## BRIEF
Please produce an exact copy of only the lines from the one with "Enumerate this screenshot's" through the last one of the material, without pictures.
*** INPUT Section Begins ***
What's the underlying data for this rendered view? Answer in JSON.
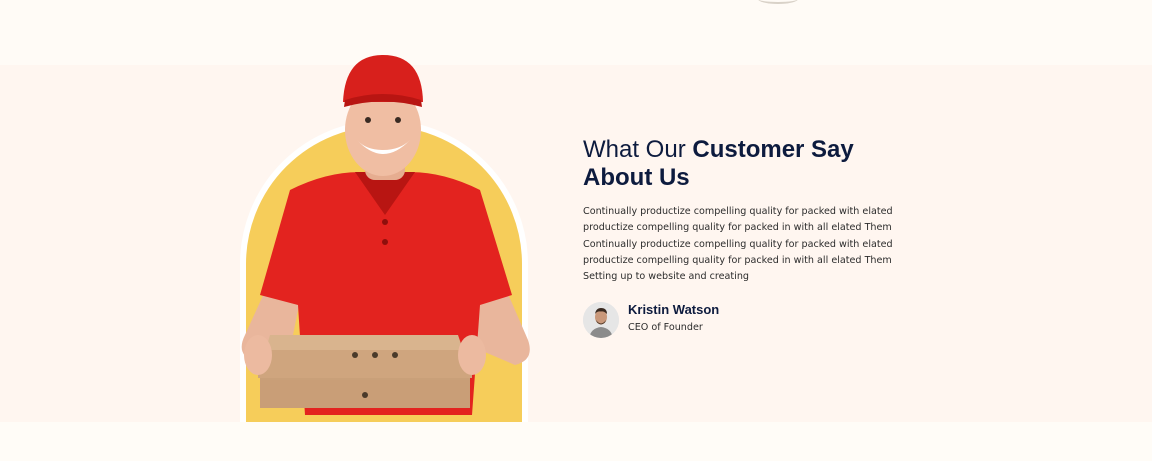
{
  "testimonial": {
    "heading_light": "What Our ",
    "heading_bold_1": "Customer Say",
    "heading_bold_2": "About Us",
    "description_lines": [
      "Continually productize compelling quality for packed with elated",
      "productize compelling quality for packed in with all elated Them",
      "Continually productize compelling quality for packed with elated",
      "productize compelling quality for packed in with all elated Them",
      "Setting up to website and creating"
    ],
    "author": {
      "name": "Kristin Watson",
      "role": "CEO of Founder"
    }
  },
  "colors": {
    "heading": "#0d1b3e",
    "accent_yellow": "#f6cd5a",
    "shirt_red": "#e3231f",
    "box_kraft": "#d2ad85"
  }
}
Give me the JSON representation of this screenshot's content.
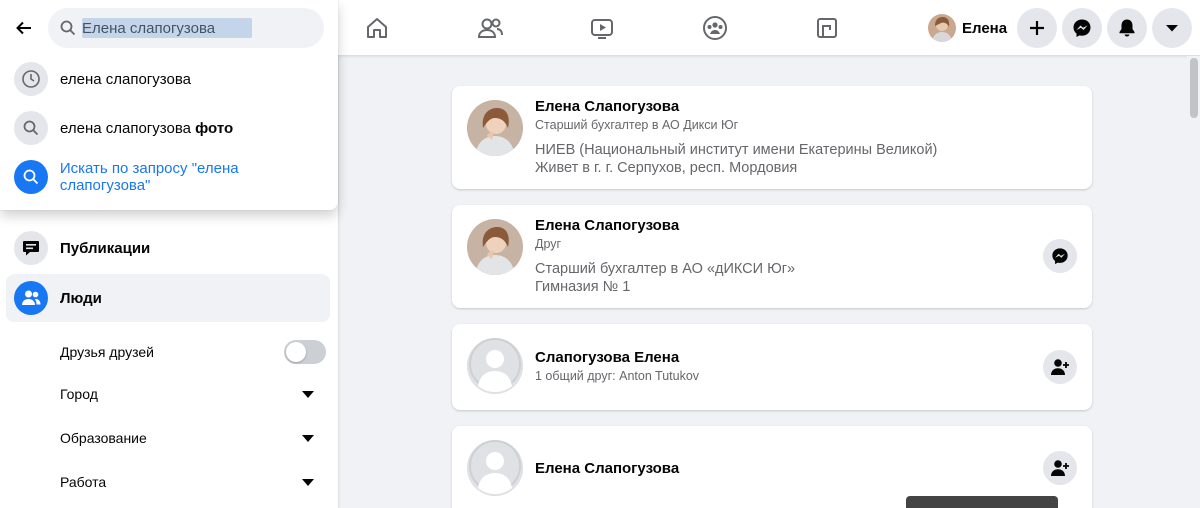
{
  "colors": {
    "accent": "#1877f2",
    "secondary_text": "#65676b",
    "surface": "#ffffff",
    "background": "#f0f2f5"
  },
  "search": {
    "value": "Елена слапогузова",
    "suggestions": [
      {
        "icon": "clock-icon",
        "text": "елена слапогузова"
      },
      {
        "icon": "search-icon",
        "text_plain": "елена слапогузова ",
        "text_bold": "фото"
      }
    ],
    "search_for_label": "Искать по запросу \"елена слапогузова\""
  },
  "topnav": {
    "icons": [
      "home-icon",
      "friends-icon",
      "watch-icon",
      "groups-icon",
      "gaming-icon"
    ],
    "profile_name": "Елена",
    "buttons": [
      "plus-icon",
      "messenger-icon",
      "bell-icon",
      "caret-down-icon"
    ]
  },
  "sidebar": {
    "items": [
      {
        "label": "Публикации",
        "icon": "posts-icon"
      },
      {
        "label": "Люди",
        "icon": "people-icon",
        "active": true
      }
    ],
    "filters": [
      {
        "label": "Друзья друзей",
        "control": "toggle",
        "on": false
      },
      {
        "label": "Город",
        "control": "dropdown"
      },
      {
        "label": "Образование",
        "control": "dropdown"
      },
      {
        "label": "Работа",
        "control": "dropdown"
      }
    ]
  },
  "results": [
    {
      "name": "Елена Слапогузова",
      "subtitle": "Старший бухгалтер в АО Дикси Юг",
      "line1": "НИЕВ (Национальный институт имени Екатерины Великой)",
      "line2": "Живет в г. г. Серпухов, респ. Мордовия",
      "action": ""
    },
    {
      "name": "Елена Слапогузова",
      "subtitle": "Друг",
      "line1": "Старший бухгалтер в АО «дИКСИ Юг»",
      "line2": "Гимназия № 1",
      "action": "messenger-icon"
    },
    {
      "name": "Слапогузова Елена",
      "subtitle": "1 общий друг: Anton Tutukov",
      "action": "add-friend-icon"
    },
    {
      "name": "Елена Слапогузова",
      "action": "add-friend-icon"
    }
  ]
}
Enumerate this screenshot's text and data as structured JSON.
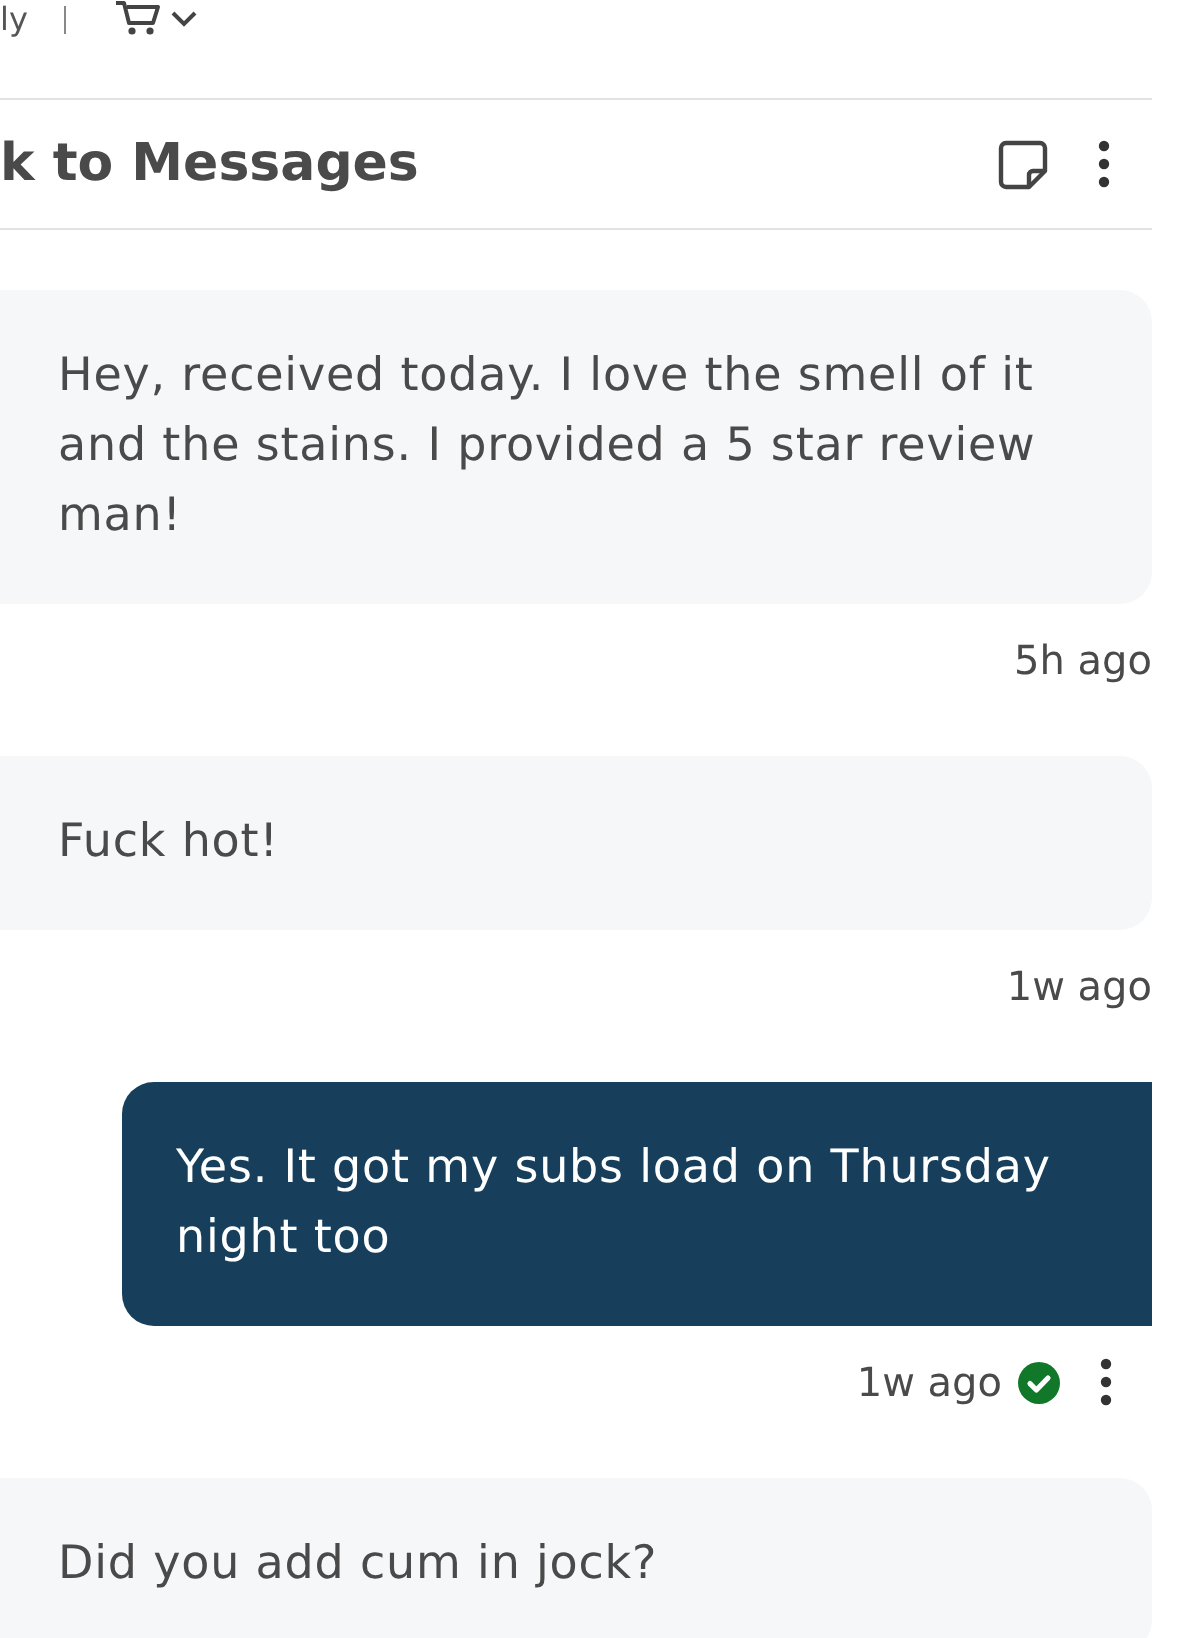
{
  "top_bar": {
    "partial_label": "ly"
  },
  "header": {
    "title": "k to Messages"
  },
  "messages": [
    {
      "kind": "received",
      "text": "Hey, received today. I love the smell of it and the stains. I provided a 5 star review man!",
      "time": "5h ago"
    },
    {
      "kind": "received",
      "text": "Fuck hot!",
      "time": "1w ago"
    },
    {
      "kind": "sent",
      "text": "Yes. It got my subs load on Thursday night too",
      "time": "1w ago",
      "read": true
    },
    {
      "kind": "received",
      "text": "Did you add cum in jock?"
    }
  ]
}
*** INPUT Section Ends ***
## TASK RESPONSE
Enumerate this screenshot's text and data as structured JSON.
{
  "top_bar": {
    "partial_label": "ly"
  },
  "header": {
    "title": "k to Messages"
  },
  "messages": [
    {
      "kind": "received",
      "text": "Hey, received today. I love the smell of it and the stains. I provided a 5 star review man!",
      "time": "5h ago"
    },
    {
      "kind": "received",
      "text": "Fuck hot!",
      "time": "1w ago"
    },
    {
      "kind": "sent",
      "text": "Yes. It got my subs load on Thursday night too",
      "time": "1w ago",
      "read": true
    },
    {
      "kind": "received",
      "text": "Did you add cum in jock?"
    }
  ]
}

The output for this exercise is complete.